*** ENTRIES SHOWN

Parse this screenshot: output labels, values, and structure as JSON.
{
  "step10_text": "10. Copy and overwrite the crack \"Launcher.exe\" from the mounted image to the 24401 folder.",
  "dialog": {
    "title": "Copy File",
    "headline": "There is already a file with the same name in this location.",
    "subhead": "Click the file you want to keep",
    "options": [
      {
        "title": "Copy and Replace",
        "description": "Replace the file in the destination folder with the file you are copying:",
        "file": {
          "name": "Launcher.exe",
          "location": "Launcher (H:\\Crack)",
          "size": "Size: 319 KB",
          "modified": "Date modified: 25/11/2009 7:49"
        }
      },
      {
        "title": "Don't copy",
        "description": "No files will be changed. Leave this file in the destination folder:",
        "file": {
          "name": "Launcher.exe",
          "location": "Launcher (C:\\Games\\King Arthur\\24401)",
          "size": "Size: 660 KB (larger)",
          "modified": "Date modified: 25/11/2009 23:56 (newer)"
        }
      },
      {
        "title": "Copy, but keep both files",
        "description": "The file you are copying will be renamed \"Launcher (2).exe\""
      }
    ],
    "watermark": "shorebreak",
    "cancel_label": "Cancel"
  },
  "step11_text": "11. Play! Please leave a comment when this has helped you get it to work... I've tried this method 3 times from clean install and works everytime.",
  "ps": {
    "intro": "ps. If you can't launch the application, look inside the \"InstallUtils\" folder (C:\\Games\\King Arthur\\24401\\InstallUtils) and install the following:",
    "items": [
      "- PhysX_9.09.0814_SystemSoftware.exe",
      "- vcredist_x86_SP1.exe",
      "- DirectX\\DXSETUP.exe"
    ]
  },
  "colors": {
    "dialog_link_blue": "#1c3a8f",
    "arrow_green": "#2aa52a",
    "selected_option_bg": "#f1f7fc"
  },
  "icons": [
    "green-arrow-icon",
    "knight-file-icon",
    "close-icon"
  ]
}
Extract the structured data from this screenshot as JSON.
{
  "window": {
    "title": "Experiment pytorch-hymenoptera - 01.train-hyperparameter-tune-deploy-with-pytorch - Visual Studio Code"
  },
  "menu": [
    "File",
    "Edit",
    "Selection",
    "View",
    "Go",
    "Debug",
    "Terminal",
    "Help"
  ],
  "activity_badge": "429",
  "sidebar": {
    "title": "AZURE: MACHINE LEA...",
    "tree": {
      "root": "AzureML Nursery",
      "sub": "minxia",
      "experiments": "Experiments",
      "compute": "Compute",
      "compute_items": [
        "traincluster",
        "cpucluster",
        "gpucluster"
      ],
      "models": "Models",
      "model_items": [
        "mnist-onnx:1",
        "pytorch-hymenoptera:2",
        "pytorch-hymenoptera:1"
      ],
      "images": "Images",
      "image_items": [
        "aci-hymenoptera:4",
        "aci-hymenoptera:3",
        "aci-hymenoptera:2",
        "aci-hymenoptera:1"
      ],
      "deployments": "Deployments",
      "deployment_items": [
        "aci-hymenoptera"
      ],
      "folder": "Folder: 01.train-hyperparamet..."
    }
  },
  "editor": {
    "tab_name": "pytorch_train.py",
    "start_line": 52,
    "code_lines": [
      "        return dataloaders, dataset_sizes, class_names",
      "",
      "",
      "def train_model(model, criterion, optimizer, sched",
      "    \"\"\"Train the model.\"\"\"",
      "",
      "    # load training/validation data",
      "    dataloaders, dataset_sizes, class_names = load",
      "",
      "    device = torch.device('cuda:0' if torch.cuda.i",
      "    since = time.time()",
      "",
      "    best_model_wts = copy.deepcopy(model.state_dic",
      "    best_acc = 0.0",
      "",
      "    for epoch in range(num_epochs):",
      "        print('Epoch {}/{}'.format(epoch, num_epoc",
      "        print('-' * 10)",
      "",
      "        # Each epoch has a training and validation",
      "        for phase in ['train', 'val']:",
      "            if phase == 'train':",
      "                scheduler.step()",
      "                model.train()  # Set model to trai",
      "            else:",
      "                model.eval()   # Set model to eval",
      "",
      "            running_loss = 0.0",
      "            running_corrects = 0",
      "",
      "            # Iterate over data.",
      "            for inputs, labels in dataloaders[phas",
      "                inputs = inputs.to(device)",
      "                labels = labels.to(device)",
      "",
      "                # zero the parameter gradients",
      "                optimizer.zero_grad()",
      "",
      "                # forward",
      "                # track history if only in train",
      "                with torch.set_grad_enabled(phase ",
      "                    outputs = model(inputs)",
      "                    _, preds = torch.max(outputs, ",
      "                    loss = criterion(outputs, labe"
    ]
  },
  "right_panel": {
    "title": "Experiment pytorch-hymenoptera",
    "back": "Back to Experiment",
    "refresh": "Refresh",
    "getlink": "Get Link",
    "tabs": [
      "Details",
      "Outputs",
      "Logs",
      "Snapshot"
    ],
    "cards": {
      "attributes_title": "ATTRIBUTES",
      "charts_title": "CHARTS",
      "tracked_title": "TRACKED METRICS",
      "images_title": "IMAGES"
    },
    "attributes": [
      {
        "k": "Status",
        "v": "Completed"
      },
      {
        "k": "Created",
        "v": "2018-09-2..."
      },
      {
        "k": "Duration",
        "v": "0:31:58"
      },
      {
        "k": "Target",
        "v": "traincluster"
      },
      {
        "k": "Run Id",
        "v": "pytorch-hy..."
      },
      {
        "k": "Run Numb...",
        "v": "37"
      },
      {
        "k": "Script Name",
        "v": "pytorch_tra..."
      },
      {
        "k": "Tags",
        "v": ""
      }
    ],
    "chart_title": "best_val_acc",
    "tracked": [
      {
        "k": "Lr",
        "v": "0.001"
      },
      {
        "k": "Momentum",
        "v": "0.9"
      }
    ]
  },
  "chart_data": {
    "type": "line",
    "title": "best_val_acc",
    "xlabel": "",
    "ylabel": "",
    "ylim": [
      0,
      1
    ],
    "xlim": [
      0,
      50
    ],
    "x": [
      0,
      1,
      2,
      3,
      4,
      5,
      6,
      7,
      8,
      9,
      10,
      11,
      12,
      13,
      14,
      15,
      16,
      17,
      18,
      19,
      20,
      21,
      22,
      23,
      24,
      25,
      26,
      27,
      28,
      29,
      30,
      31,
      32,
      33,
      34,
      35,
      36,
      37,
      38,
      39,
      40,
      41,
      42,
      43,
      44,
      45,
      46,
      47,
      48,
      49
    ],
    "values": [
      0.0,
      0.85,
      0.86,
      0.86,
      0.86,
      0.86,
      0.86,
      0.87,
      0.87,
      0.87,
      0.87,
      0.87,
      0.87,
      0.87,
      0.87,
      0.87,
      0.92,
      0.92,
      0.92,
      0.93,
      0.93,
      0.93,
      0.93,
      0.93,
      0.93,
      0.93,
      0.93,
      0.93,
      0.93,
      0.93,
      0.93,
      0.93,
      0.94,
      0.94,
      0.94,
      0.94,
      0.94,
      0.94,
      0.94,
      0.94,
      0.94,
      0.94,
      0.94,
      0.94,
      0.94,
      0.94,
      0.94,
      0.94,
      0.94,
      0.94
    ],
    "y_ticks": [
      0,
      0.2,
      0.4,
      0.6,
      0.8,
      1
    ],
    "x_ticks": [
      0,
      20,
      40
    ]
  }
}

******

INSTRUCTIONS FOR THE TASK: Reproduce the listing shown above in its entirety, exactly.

SOLUTION:
Parse this screenshot: output labels, values, and structure as JSON.
{
  "step10_text": "10. Copy and overwrite the crack \"Launcher.exe\" from the mounted image to the 24401 folder.",
  "dialog": {
    "title": "Copy File",
    "headline": "There is already a file with the same name in this location.",
    "subhead": "Click the file you want to keep",
    "options": [
      {
        "title": "Copy and Replace",
        "description": "Replace the file in the destination folder with the file you are copying:",
        "file": {
          "name": "Launcher.exe",
          "location": "Launcher (H:\\Crack)",
          "size": "Size: 319 KB",
          "modified": "Date modified: 25/11/2009 7:49"
        }
      },
      {
        "title": "Don't copy",
        "description": "No files will be changed. Leave this file in the destination folder:",
        "file": {
          "name": "Launcher.exe",
          "location": "Launcher (C:\\Games\\King Arthur\\24401)",
          "size": "Size: 660 KB (larger)",
          "modified": "Date modified: 25/11/2009 23:56 (newer)"
        }
      },
      {
        "title": "Copy, but keep both files",
        "description": "The file you are copying will be renamed \"Launcher (2).exe\""
      }
    ],
    "watermark": "shorebreak",
    "cancel_label": "Cancel"
  },
  "step11_text": "11. Play! Please leave a comment when this has helped you get it to work... I've tried this method 3 times from clean install and works everytime.",
  "ps": {
    "intro": "ps. If you can't launch the application, look inside the \"InstallUtils\" folder (C:\\Games\\King Arthur\\24401\\InstallUtils) and install the following:",
    "items": [
      "- PhysX_9.09.0814_SystemSoftware.exe",
      "- vcredist_x86_SP1.exe",
      "- DirectX\\DXSETUP.exe"
    ]
  },
  "colors": {
    "dialog_link_blue": "#1c3a8f",
    "arrow_green": "#2aa52a",
    "selected_option_bg": "#f1f7fc"
  },
  "icons": [
    "green-arrow-icon",
    "knight-file-icon",
    "close-icon"
  ]
}
Extract the structured data from this screenshot as JSON.
{
  "window": {
    "title": "Experiment pytorch-hymenoptera - 01.train-hyperparameter-tune-deploy-with-pytorch - Visual Studio Code"
  },
  "menu": [
    "File",
    "Edit",
    "Selection",
    "View",
    "Go",
    "Debug",
    "Terminal",
    "Help"
  ],
  "activity_badge": "429",
  "sidebar": {
    "title": "AZURE: MACHINE LEA...",
    "tree": {
      "root": "AzureML Nursery",
      "sub": "minxia",
      "experiments": "Experiments",
      "compute": "Compute",
      "compute_items": [
        "traincluster",
        "cpucluster",
        "gpucluster"
      ],
      "models": "Models",
      "model_items": [
        "mnist-onnx:1",
        "pytorch-hymenoptera:2",
        "pytorch-hymenoptera:1"
      ],
      "images": "Images",
      "image_items": [
        "aci-hymenoptera:4",
        "aci-hymenoptera:3",
        "aci-hymenoptera:2",
        "aci-hymenoptera:1"
      ],
      "deployments": "Deployments",
      "deployment_items": [
        "aci-hymenoptera"
      ],
      "folder": "Folder: 01.train-hyperparamet..."
    }
  },
  "editor": {
    "tab_name": "pytorch_train.py",
    "start_line": 52,
    "code_lines": [
      "        return dataloaders, dataset_sizes, class_names",
      "",
      "",
      "def train_model(model, criterion, optimizer, sched",
      "    \"\"\"Train the model.\"\"\"",
      "",
      "    # load training/validation data",
      "    dataloaders, dataset_sizes, class_names = load",
      "",
      "    device = torch.device('cuda:0' if torch.cuda.i",
      "    since = time.time()",
      "",
      "    best_model_wts = copy.deepcopy(model.state_dic",
      "    best_acc = 0.0",
      "",
      "    for epoch in range(num_epochs):",
      "        print('Epoch {}/{}'.format(epoch, num_epoc",
      "        print('-' * 10)",
      "",
      "        # Each epoch has a training and validation",
      "        for phase in ['train', 'val']:",
      "            if phase == 'train':",
      "                scheduler.step()",
      "                model.train()  # Set model to trai",
      "            else:",
      "                model.eval()   # Set model to eval",
      "",
      "            running_loss = 0.0",
      "            running_corrects = 0",
      "",
      "            # Iterate over data.",
      "            for inputs, labels in dataloaders[phas",
      "                inputs = inputs.to(device)",
      "                labels = labels.to(device)",
      "",
      "                # zero the parameter gradients",
      "                optimizer.zero_grad()",
      "",
      "                # forward",
      "                # track history if only in train",
      "                with torch.set_grad_enabled(phase ",
      "                    outputs = model(inputs)",
      "                    _, preds = torch.max(outputs, ",
      "                    loss = criterion(outputs, labe"
    ]
  },
  "right_panel": {
    "title": "Experiment pytorch-hymenoptera",
    "back": "Back to Experiment",
    "refresh": "Refresh",
    "getlink": "Get Link",
    "tabs": [
      "Details",
      "Outputs",
      "Logs",
      "Snapshot"
    ],
    "cards": {
      "attributes_title": "ATTRIBUTES",
      "charts_title": "CHARTS",
      "tracked_title": "TRACKED METRICS",
      "images_title": "IMAGES"
    },
    "attributes": [
      {
        "k": "Status",
        "v": "Completed"
      },
      {
        "k": "Created",
        "v": "2018-09-2..."
      },
      {
        "k": "Duration",
        "v": "0:31:58"
      },
      {
        "k": "Target",
        "v": "traincluster"
      },
      {
        "k": "Run Id",
        "v": "pytorch-hy..."
      },
      {
        "k": "Run Numb...",
        "v": "37"
      },
      {
        "k": "Script Name",
        "v": "pytorch_tra..."
      },
      {
        "k": "Tags",
        "v": ""
      }
    ],
    "chart_title": "best_val_acc",
    "tracked": [
      {
        "k": "Lr",
        "v": "0.001"
      },
      {
        "k": "Momentum",
        "v": "0.9"
      }
    ]
  },
  "chart_data": {
    "type": "line",
    "title": "best_val_acc",
    "xlabel": "",
    "ylabel": "",
    "ylim": [
      0,
      1
    ],
    "xlim": [
      0,
      50
    ],
    "x": [
      0,
      1,
      2,
      3,
      4,
      5,
      6,
      7,
      8,
      9,
      10,
      11,
      12,
      13,
      14,
      15,
      16,
      17,
      18,
      19,
      20,
      21,
      22,
      23,
      24,
      25,
      26,
      27,
      28,
      29,
      30,
      31,
      32,
      33,
      34,
      35,
      36,
      37,
      38,
      39,
      40,
      41,
      42,
      43,
      44,
      45,
      46,
      47,
      48,
      49
    ],
    "values": [
      0.0,
      0.85,
      0.86,
      0.86,
      0.86,
      0.86,
      0.86,
      0.87,
      0.87,
      0.87,
      0.87,
      0.87,
      0.87,
      0.87,
      0.87,
      0.87,
      0.92,
      0.92,
      0.92,
      0.93,
      0.93,
      0.93,
      0.93,
      0.93,
      0.93,
      0.93,
      0.93,
      0.93,
      0.93,
      0.93,
      0.93,
      0.93,
      0.94,
      0.94,
      0.94,
      0.94,
      0.94,
      0.94,
      0.94,
      0.94,
      0.94,
      0.94,
      0.94,
      0.94,
      0.94,
      0.94,
      0.94,
      0.94,
      0.94,
      0.94
    ],
    "y_ticks": [
      0,
      0.2,
      0.4,
      0.6,
      0.8,
      1
    ],
    "x_ticks": [
      0,
      20,
      40
    ]
  }
}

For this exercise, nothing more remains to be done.